“But, they found her and the ambulance arrived quickly.  They should be able to pump her stomach, get out whatever didn’t seep into her blood stream.”

He raised an eyebrow at her illogical reasoning.  “You think you’ve helped her, but you haven’t.  If she wakes up from this, she’ll be left with the shame of trying.  That will only add to her burden and she’ll end up right back where she started.  You should have left well enough alone.”

“I am what I am.  It isn’t in my nature to sit back and let despair take over.”

“You’ve condemned her to a worse fate.”

“I’ve given her a chance; a second chance at life.”  Even in her grief, she managed to emanate the joy she felt in hope.  It seeped through the cobwebs creating rainbows of color in the silky strands.

**

She opened her eyes to the sterile white hospital room, deathly quiet except for the steady, rhythmic beeping that announced she was still alive.

I’m still here.

Relief flooded through her, seeping out of her eyes and down her face.  She didn’t know how she was going to live, but for some reason she couldn’t quite grasp, she didn’t want to die.  Not yet, anyway.
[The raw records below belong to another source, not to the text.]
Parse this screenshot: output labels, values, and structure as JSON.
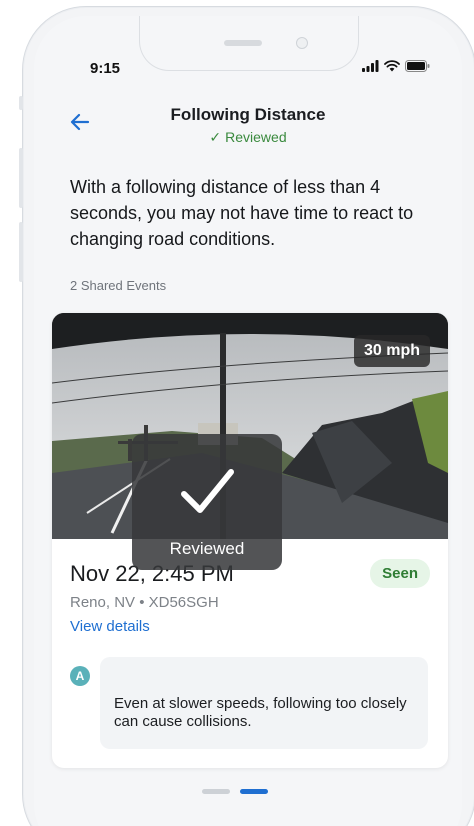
{
  "status_bar": {
    "time": "9:15",
    "icons": [
      "signal-icon",
      "wifi-icon",
      "battery-icon"
    ]
  },
  "header": {
    "back_icon": "arrow-left-icon",
    "title": "Following Distance",
    "status_check": "✓",
    "status": "Reviewed"
  },
  "description": "With a following distance of less than 4 seconds, you may not have time to react to changing road conditions.",
  "shared_events_label": "2 Shared Events",
  "event": {
    "speed": "30 mph",
    "date": "Nov 22, 2:45 PM",
    "seen_badge": "Seen",
    "location": "Reno, NV • XD56SGH",
    "view_details": "View details",
    "comment": {
      "avatar_initial": "A",
      "text": "Even at slower speeds, following too closely can cause collisions."
    }
  },
  "overlay": {
    "icon": "checkmark-icon",
    "label": "Reviewed"
  },
  "pager": {
    "pages": 2,
    "active": 1
  },
  "colors": {
    "accent": "#1f6fd1",
    "reviewed_green": "#3a8a3e",
    "seen_bg": "#e6f5e7",
    "avatar": "#5ab1b9",
    "pager_active": "#1f6fd1",
    "pager_inactive": "#cdd1d6"
  }
}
The doom was still threatening, looming at the edges, but she held onto the hope that she had something to live for; many things, actually.  And as she thought of each one, they caressed her heart and the blackness started to inch slowly away, replaced by tentative light.  She wasn’t sure how she would face them; how they could possibly forgive her; how she could possibly forgive herself.  She didn’t have any answers; didn’t feel much better than when she swallowed a handful of pills in complete despair, thinking it was better.  But she knew she had to keep trying.

She noticed a mirror on her bedside table.  She wasn’t sure why it was sitting there and couldn’t fathom why she even wanted to look, but she picked it up anyway and stared at the image.  She didn’t recognize the face; didn’t want to think that she was the ugly creature reflected in the glass.  But she kept looking; stared into those dark, sorrowful eyes and made a silent vow.

I choose to live. I choose to accept who I am at this moment and what I’ve done. 

The brilliant light that had furiously fought the sticky, dark cobwebs of doubt and despair finally burst through and surrounded her, pulsing with warmth; love; hope.